The main reason why Emperor Haile Selassie was and is revered by the Rastafarian community is because of the Most honorable Marcus Garvey whose most famous quote, “Look to Africa, when a black king shall be crowned for the day of deliverance is at hand!” solidified Selassie as the black Messiah. Rastas believe that one day, a black Messiah would come to save Africans and those in the African Diaspora, as his name suggests that Selassie had fit this description, and many Rastas believed that he was literally the second coming of God.
So when 36 years after his coronation, HIM Selassie I landed in Kingston, Jamaica, on April 21, 1966, at approximately 1:30 p.m., the enthusiasm of Rastas was unmatched. About one hundred thousand Rastafarians filled the tarmac of the Kingston airport, smoking marijuana and playing drums in the rain, waiting for Haile Selassie I. As soon as the wheels of his plane touched the ground, the skies immediately began to clear, a sign to all that God had really arrived in Jamaica. The throng was so massive that Selassie couldn’t emerge from his plane. Then, Rasta elder and leader Ras Mortimer Planno stepped in to negotiate a proper entrance, and after a brief discussion with the emperor, Planno exited the plane and asked his brethren to keep calm and step back so that the Emperor could exit the plane.
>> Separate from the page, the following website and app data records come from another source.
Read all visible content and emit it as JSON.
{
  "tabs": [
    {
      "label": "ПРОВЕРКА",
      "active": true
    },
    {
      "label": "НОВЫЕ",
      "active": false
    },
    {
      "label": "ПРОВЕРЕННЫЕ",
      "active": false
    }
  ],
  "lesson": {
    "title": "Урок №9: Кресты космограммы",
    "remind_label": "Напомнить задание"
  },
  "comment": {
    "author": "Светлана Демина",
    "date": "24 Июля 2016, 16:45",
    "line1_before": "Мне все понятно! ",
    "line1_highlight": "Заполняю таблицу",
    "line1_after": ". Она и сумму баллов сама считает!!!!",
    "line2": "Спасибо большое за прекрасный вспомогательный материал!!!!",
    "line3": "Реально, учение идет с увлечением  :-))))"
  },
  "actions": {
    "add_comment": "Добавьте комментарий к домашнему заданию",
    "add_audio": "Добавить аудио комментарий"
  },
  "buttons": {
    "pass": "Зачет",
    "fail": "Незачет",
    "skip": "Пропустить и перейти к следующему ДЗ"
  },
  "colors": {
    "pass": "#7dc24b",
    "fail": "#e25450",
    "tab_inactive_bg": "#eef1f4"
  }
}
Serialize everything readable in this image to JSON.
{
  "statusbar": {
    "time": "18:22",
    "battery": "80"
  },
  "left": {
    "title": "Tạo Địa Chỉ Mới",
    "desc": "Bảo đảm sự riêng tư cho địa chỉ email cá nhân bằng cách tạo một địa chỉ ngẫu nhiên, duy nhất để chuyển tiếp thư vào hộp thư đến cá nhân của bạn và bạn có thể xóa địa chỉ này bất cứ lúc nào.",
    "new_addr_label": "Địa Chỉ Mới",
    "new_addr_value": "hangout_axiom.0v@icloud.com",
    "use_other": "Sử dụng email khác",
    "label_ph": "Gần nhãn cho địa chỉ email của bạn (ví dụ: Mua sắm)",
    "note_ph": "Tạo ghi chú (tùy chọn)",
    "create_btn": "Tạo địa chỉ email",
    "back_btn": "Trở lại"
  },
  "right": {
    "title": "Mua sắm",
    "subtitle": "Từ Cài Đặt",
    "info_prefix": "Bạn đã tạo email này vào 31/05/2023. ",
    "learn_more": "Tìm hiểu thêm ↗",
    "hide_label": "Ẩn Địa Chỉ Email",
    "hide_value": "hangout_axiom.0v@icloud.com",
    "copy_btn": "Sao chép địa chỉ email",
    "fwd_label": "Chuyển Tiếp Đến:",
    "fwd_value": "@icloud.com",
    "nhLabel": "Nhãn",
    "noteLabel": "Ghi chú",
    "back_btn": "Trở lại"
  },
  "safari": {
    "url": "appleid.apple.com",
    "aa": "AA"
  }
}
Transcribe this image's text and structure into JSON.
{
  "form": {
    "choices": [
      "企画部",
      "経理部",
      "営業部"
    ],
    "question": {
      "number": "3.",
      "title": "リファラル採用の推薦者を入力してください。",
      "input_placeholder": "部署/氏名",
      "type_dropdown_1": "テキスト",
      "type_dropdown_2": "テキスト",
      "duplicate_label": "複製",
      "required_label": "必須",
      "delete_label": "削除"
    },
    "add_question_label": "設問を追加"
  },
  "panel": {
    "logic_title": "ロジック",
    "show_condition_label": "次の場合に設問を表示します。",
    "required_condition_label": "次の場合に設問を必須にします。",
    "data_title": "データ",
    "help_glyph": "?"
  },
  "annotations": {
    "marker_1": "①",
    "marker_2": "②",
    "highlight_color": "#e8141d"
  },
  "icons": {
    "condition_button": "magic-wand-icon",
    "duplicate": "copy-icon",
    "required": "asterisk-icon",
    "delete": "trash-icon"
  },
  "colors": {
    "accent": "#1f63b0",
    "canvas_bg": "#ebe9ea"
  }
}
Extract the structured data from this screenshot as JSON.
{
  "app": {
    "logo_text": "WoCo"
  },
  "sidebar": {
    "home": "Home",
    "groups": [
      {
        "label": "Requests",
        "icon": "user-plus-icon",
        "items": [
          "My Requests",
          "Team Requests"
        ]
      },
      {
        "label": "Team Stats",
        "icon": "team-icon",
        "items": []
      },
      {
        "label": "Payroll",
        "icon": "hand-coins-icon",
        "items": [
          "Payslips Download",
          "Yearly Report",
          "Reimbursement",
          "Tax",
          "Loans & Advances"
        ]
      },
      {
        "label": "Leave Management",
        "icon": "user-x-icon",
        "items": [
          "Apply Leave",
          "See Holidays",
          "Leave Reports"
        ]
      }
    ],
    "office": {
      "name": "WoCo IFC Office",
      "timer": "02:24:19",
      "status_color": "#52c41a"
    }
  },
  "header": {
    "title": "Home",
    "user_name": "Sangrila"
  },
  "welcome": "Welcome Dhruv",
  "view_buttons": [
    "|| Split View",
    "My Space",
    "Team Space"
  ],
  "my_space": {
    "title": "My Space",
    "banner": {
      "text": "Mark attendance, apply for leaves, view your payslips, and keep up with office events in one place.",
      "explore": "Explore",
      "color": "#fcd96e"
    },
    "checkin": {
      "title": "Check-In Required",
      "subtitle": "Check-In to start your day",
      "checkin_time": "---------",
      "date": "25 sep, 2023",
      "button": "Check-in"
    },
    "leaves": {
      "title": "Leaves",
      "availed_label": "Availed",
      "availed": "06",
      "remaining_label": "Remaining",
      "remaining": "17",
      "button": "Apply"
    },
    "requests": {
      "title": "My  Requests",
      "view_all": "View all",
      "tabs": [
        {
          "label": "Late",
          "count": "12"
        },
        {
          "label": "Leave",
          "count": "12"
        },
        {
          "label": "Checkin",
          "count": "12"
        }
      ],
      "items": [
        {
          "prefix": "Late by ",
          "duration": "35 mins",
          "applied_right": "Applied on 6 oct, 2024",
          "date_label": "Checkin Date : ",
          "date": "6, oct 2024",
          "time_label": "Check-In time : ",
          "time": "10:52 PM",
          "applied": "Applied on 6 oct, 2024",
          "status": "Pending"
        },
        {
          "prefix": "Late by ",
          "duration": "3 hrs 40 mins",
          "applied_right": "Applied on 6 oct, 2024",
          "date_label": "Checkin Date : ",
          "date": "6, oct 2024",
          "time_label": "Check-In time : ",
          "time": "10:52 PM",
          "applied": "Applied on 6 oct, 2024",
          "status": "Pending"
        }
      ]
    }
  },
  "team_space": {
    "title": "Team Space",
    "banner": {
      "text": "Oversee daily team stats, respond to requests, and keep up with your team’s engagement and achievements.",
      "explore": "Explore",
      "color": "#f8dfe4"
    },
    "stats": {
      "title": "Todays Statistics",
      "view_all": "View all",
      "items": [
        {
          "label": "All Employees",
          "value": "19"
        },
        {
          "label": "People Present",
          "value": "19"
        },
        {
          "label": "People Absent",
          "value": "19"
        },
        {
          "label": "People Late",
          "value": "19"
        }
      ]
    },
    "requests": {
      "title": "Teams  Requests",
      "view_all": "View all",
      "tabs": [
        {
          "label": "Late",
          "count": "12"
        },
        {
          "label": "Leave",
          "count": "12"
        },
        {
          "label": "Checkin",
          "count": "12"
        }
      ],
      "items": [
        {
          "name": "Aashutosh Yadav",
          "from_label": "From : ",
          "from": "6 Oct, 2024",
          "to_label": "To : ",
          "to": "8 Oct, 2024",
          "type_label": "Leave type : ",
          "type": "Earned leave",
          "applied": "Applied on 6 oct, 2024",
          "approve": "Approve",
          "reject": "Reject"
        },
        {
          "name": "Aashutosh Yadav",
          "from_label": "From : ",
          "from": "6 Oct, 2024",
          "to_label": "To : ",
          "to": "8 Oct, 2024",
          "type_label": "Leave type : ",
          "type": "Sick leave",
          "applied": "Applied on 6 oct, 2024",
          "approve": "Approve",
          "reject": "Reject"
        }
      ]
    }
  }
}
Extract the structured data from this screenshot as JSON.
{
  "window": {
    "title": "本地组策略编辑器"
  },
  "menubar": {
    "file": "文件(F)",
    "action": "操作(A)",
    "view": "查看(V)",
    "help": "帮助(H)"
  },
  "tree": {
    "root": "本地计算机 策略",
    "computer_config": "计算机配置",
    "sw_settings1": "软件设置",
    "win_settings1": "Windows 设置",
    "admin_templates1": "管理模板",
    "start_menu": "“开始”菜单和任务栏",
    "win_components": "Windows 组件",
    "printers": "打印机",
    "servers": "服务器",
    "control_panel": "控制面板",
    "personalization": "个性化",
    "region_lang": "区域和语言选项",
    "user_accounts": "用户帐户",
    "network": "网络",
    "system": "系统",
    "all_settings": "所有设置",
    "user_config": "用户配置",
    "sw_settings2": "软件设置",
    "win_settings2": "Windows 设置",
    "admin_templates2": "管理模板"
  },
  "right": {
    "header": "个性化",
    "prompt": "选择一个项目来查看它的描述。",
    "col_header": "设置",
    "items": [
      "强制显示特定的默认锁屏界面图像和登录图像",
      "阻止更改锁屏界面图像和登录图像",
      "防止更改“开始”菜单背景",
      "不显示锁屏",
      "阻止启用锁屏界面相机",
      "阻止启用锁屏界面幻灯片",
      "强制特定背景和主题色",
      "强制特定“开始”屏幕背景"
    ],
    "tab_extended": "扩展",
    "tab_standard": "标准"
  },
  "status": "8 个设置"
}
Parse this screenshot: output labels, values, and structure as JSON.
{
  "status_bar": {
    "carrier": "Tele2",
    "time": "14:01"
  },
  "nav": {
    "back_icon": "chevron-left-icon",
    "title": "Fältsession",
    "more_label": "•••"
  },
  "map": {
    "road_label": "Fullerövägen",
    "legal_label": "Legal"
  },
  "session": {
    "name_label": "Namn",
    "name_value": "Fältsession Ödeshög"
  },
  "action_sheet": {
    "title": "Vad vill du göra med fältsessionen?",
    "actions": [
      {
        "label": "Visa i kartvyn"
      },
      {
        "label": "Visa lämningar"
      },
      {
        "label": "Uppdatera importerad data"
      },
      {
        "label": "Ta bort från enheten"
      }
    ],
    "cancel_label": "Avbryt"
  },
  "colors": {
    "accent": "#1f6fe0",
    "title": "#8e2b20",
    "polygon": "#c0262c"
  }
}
The emperor remained in Jamaica for approximately three days and engaged in numerous discussions with government officials. He also encouraged government officials to invite the Rasta brethren to one such gathering, where to the dismay of non-Rastafari brethren, he did nothing to dispel thoughts of his divine status, further cementing him as the Black Messiah in the minds of the Rasta community. This framed imaged of His Majesty dressed in his royal regalia, though dated 1965, was signed in Amharic by the emperor himself and was presented to a government official. This picture eventually found its way into the collection of the Institute of Jamaica and is one of the most cherished items in the collection.
Information compiled by Sharifa Balfour, assistant curator, National Museum Jamaica, Institute of Jamaica